This is our sixth update about innovative responses (including public sector innovation, digital government or open government) being undertaken around the world. Thank you again to all who have contributed in answer to our call and to our partners (including the Centre for Public Impact and GovInsider) for helping us to collect innovative practices. We hope that teams around the world can learn from each other and take inspiration from the information collected. There are now nearly 300 examples and initiatives in the collection, helping deepen our knowledge and understanding of how the public sector and its partners are responding to one of the most significant crises of recent times.
What can we observe from the additions made since our last update?
- Infection control or tracking measures: the Estonian government launched MASC, a digital solution for monitoring PPE stock and demand in hospitals and other public sector institutions (this initiative was a result of the Global Hack event) and is now used by over 300 institutions, including all hospitals, in Estonia. Meanwhile, Austrian social security funds are sharing anonymous data to support pandemic related scientific research while preserving patients’ privacy. In Denmark the Danish government is developing a COVID-19 infection tracing app based on the Google/Apple-solution and Bluetooth.
- Improving communications/providing targeted information: Romania created ‘Diaspora Hub’ to offer assistance to Romanians, associations and support groups abroad during the crisis, as well as a range of portals providing targeted information relating to different functions of government. Singapore is trialling the use of a robotic ‘dog’ to wander around a central park making announcements to encourage people to respect social distance requirements. Austria hosted a free digital conference to help businesses through information and exchange of experiences.
- Service delivery in a crisis/adjusting to context: in Romania government agencies have been adapting to telework, while Austria has dramatically expanded support for telework by public employees. Also in Austria the ‘Eduthek’ education central platform for learning has been launched offering teachers, pupils and their parents information and assistance materials. This is complemented by a separate distance learning portal for teachers, by the ‘Edutube’ educational platform which provides short videos and documentation as a supplement and support for digital teaching, and by the loaning of digital devices to pupils. This has been matched in the broader economy with support for distance learning for vocational apprentices and for those in the construction sector.
- Social solidarity and ‘caremongering’: in Romania the volunteer ‘Groceries at your door’ initiative provides free delivery of groceries and prescription medicines for people at high risk from the pandemic.
- Leveraging and redeploying existing resources and solutions: an initiative in Austria saw cooperation between hospital associations and relevant educational institutions and companies to expand production of protective masks and shields through 3D printing. This included the company Happylab starting a nationwide crowd-working process or “crowd-printing” process in the production of facial protection shields among its 2000 members. Elsewhere, the intellectual property agency IP Australia released a free package of global interactive patent data visulations on technologies important in the response to COVID-19.
- Open calls, hackathons and other challenge-mechanisms: Indonesia’s Ministry of State Apparatus and Bureaucratic Reform is holding competitions to recognise outstanding innovations and successes in public service provision responding to the pandemic.
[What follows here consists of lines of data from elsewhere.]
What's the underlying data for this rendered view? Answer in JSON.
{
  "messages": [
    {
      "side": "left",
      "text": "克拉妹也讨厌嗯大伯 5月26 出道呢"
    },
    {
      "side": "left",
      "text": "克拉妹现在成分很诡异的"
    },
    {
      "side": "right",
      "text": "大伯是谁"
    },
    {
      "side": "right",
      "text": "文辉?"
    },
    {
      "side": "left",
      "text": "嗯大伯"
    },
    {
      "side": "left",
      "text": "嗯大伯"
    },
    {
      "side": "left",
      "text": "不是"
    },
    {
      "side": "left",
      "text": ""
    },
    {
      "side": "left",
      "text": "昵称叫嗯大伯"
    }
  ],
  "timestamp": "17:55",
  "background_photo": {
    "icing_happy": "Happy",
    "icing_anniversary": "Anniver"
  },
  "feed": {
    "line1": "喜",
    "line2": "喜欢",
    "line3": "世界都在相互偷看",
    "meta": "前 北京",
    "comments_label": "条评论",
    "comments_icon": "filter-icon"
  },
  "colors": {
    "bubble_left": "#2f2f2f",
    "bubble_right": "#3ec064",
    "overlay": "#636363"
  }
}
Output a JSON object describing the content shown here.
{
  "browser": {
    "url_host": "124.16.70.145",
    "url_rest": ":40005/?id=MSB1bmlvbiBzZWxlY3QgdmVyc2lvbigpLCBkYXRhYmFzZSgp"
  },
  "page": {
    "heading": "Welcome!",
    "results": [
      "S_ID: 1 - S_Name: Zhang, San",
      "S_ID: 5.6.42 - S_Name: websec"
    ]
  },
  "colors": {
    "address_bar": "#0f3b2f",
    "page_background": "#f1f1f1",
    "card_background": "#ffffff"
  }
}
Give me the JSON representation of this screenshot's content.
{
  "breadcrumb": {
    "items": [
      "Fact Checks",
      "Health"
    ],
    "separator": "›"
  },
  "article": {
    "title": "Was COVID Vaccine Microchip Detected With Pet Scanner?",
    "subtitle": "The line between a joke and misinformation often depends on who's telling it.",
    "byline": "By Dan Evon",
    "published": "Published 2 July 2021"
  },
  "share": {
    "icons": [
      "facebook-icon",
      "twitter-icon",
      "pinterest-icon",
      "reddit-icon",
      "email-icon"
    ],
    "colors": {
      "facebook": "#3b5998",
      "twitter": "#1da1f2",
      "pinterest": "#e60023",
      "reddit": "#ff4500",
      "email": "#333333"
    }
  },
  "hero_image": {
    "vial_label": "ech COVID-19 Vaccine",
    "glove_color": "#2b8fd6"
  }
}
- Structural responses and possible longer-term shifts: in Romania the Department of Sustainable Development is looking at the crisis as an opportunity for expanding engagement with the principles of sustainable development.
Reflections and new thinking
While collecting innovative responses, we are simultaneously keeping an eye on the long term, to countries’ proactive steps towards uncertain futures and to signals and analyses of how our assumptions about public sector governance may change.
This includes looking at how government could (or should) change at a systems level, such as Thea Snow’s Reimagining Government series, the reflections from the London Office of Technology and Innovation about what a good recovery looks like, or some thinking about what healthy learning systems look like in the public service. It’s also about looking through topic- and discipline-specific lenses – for instance, whether health and wellness measures could compete more strongly against GDP for attention post-COVID-19, or whether pro-social language could continue in our discourse post-crisis, part of a series exploring our collective economic future. Let us know if you see other relevant pieces.
The innovative initiatives here are represented as best as we can, given the information available. Additionally, these examples are included as observations, with no judgement made about their merits. Innovative responses are, by definition, new, and it takes time to know whether new things work, and if they work, whether they are appropriate or wanted.
If you know of other examples, we want to hear from you
We need your help in continuing to add innovative initiatives to the coronavirus crisis to our tracker and in disseminating the call. This not only helps us to gather data to inform our research and support of governments, but it helps others to share ideas and replicable solutions with others around the world. All our work on this topic will feed into the broader work of the OECD in compiling data, information, analysis and recommendations regarding the health, economic, financial and societal challenges posed by the impact of Coronavirus (COVID-19). Please visit the dedicated page for a full suite of coronavirus-related information.